FLINT, Mich. – The City of Flint will no longer auction off illegal guns seized by its police department. Instead, the weapons will be destroyed.
Mayor Sheldon Neeley and Police Chief Phil Hart made the announcement during a press conference last week, saying they hope to keep guns off the streets.
Officials say they will start by immediately disposing of 250 guns that previously had been on Flint streets.
According to a press release from the city, the previous administration began auctioning off seized firearms in 2017, selling hundreds of guns to the highest bidder. That included semi-automatic rifles as well as handguns, pistols, and shotguns, the city says.
Last year, the city says it auctioned off more than 1,200 guns, which brought in more than $200,000 to the city’s general fund.
While gun auctions are legal and serve lawful gun buyers, the current mayor says his administration will not permit the auctioning of firearms to ensure none of weapons fall into the wrong hands again.
“From Day 1, we put a priority on leading this city with a strong social conscience. Human life is always more valuable than dollars,” Mayor Neeley said. “Under this administration, we will never again line our pockets by selling guns. It is unconscionable that after seizing these illegal weapons that anyone would gamble by putting them back on the streets where they could again fall into the wrong hands.”
Chief Hart says the profit from selling the firearms is not worth the risk of them being used in future violent events.
“If we want to look at dollars and cents, we also have to look at the cost of gun violence in our community,” said Hart. “It does not make sense for law enforcement to be in the business of selling weapons.”
The city cited a 2019 report from the Congressional Joint Economic Committee, which said gun violence costs the U.S. $229 billion annually and in Michigan, gun violence costs $6.9 billion — $696 for every resident.
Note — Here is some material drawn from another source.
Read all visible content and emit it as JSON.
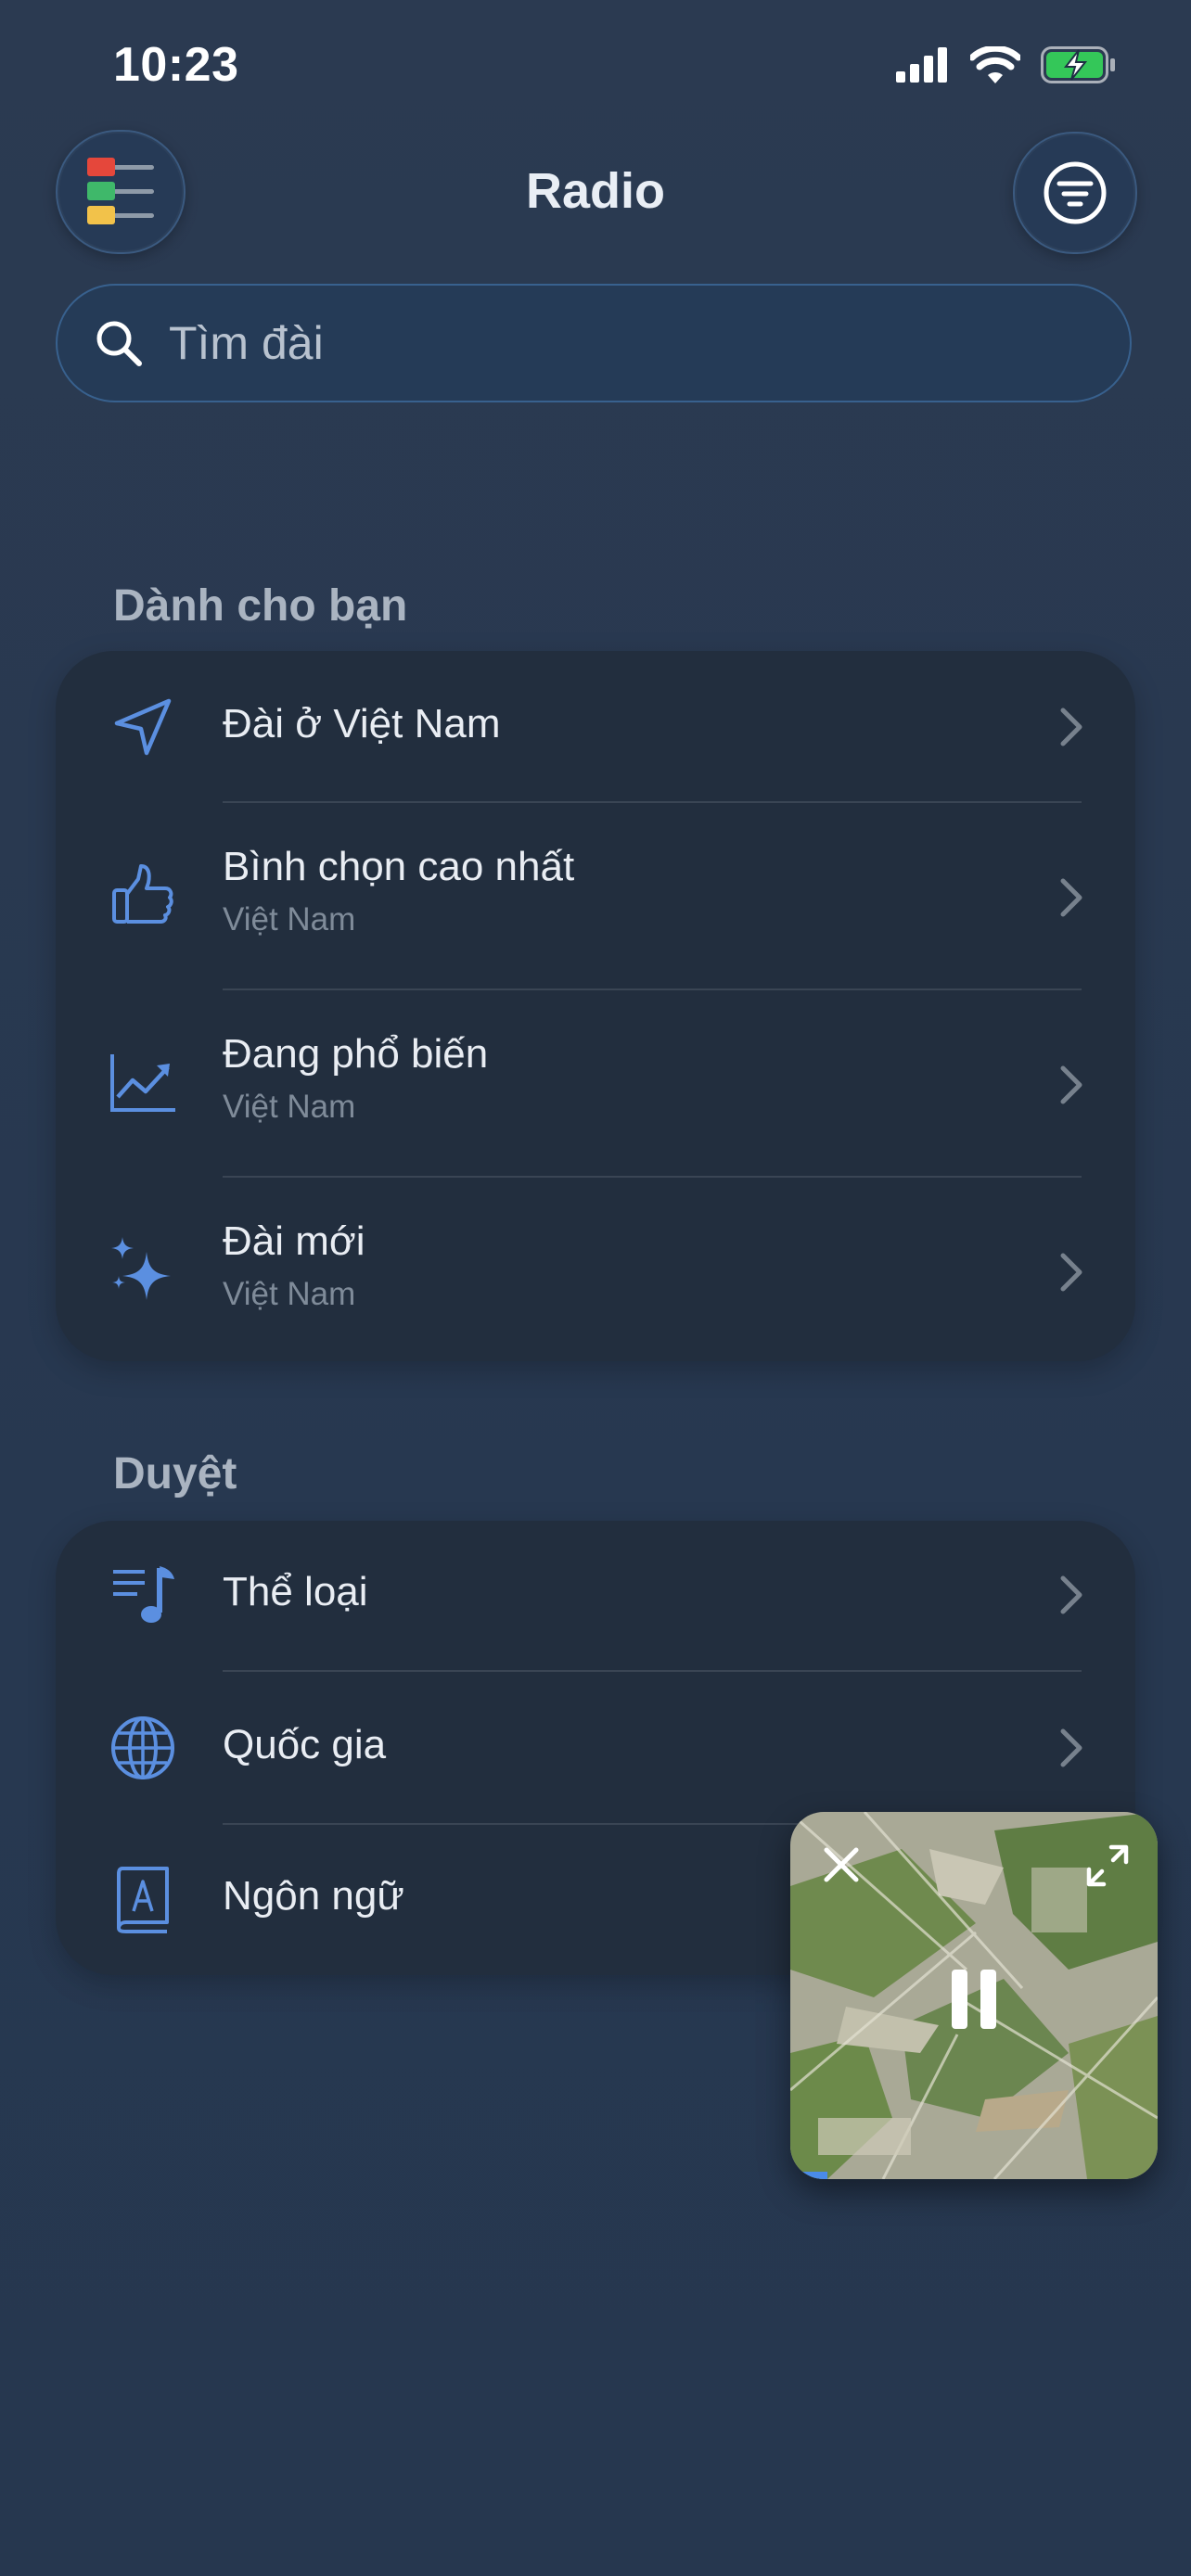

“Based on that average, the cost of gun violence in the city of Flint is at least triple the revenues the gun auctions,” the city wrote.
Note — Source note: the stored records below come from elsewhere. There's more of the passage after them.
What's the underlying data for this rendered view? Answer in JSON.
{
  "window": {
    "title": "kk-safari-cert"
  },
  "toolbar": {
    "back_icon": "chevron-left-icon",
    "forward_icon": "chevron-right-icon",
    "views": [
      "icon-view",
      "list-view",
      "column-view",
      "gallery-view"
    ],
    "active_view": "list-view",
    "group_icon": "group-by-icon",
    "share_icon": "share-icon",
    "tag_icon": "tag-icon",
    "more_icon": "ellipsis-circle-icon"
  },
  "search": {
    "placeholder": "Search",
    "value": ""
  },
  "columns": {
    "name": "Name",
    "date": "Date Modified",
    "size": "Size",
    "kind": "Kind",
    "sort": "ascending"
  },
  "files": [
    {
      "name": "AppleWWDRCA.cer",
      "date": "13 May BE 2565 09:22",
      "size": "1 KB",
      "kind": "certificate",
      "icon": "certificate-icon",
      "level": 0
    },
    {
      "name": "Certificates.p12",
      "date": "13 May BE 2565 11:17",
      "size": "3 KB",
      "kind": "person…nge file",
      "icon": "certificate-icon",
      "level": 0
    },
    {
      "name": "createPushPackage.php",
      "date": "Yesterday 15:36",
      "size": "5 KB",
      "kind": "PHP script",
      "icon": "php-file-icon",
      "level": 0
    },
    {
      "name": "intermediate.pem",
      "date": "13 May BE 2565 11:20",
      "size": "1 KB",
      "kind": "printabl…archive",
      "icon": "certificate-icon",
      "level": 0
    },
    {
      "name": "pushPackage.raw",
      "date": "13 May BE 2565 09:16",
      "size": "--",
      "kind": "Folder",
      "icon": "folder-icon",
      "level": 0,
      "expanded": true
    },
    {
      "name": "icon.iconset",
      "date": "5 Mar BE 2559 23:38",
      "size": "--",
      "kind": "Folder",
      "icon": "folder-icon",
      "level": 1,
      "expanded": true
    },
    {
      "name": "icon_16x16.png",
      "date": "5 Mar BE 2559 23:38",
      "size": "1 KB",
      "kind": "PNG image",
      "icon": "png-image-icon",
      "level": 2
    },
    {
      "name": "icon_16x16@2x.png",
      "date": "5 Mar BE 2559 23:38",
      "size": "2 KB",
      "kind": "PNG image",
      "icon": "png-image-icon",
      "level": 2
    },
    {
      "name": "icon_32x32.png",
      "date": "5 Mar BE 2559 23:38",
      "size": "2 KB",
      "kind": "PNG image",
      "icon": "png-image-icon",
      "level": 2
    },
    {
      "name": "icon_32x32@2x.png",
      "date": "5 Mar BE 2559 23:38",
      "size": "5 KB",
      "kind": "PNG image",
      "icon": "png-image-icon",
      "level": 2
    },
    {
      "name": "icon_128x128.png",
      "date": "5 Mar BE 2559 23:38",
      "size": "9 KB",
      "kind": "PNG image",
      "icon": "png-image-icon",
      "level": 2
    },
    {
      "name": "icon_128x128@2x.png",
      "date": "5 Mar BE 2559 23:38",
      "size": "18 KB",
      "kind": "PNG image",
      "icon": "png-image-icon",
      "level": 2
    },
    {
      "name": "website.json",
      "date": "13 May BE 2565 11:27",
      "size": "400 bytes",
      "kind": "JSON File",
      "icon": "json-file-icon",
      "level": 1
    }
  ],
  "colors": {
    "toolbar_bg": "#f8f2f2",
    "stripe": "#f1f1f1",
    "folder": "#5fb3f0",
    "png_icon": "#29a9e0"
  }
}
Instead of auctioning off the guns, the weapons will be turned over to the Michigan State Police for proper disposal.